Napoli forward Victor Osimhen needed six plates and 18 screws fitted during surgery last November. He returned to Serie A two months later with a carbon-fibre mask, and has continued to wear one this season. Napoli’s medical team have said the device gives Osimhen a “sense of security”.

Victor Osimhen

Victor Osimhen has worn a protective mask since suffering facial injuries almost a year ago (Photo: Giuseppe Maffia/NurPhoto via Getty Images)

Who makes protective masks — and how?

Orthopaedic specialists make the masks and for elite footballers, it is a bespoke process. A moulding is taken of their face and from that a lightweight but very strong carbon-fibre mask is manufactured for that individual alone. That process can take between four and five days.

The mask is designed to limit damage from impact blows, offering additional protection to the damaged areas.

Masks have often been worn in the Premier League by players who have suffered broken noses as well as fractured cheekbones and eye sockets. Now-Chelsea striker Pierre-Emerick Aubameyang has also worn one as he recovered from a broken jaw, suffered when he was robbed at home in Spain last season while playing for Barcelona.

Chelsea, who also had Diego Costa, Fernando Torres and Cesc Fabregas all play wearing masks, have typically used Ortholabsport, a specialist centre in the Italian city of Milan. Players were flown out especially to have masks moulded.

Pierre-Emerick Aubameyang

Pierre-Emerick Aubameyang is one of several Chelsea players to have worn a mask (Photo: Chris Lee – Chelsea FC/Chelsea FC via Getty Images)

What’s it like to wear one?

Not ideal. Peripheral vision can be affected in some cases and, as one EFL physio explained, some players “just don’t like wearing them”. Familiarity can come via wearing masks while training and those protecting a fractured eye socket are typically less intrusive than those protecting a broken nose.

Curtis Davies, the former Aston Villa, Hull City and England Under-21 defender, wore a mask in 2019-20 after suffering a broken nose playing for his current club Derby County.

“I’m sure the fact it’s his (Son’s) eye socket will be less invasive on the middle of his face, whereas mine was the nose and wasn’t flush against the skin,” Davies tells The Athletic.

“I personally struggled with my peripheral vision. If I saw the ball come from distance I struggled, and anything close to me was more difficult. It felt like I needed to take a touch and then play the ball. That was losing half a second.
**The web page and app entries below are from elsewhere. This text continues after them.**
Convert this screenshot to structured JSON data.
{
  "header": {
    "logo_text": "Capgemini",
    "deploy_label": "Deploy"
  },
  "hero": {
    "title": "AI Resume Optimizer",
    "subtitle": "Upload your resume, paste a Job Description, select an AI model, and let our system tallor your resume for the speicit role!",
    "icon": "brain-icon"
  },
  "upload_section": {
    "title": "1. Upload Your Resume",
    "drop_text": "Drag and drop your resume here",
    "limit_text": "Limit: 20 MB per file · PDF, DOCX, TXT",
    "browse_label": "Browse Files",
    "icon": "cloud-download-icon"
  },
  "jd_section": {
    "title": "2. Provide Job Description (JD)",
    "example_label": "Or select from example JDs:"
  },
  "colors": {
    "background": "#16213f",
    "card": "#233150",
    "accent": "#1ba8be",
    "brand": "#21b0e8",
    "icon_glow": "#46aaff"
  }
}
“That was me as a dopey centre-half, but with Son I’m sure they would make it as less invasive as possible. He’ll be OK. He’s an attacking player that won’t be getting up to head balls every five minutes, like a centre-back in the Championship (which Davies was when he played in a mask).

“It’ll all be about his mental state as well. Will he go in for that diving header that could win South Korea a game? That’s hard to say. It’ll come down to his character.

“His opponents will also know about his injury. A defender will go aggressively against him. It’s gamesmanship. He’s one of the best in the world and if you can get half a yard because there’s the tiniest bit of fear, those are the little gains.”

(Top photo: Valerio Pennicino – UEFA/UEFA via Getty Images)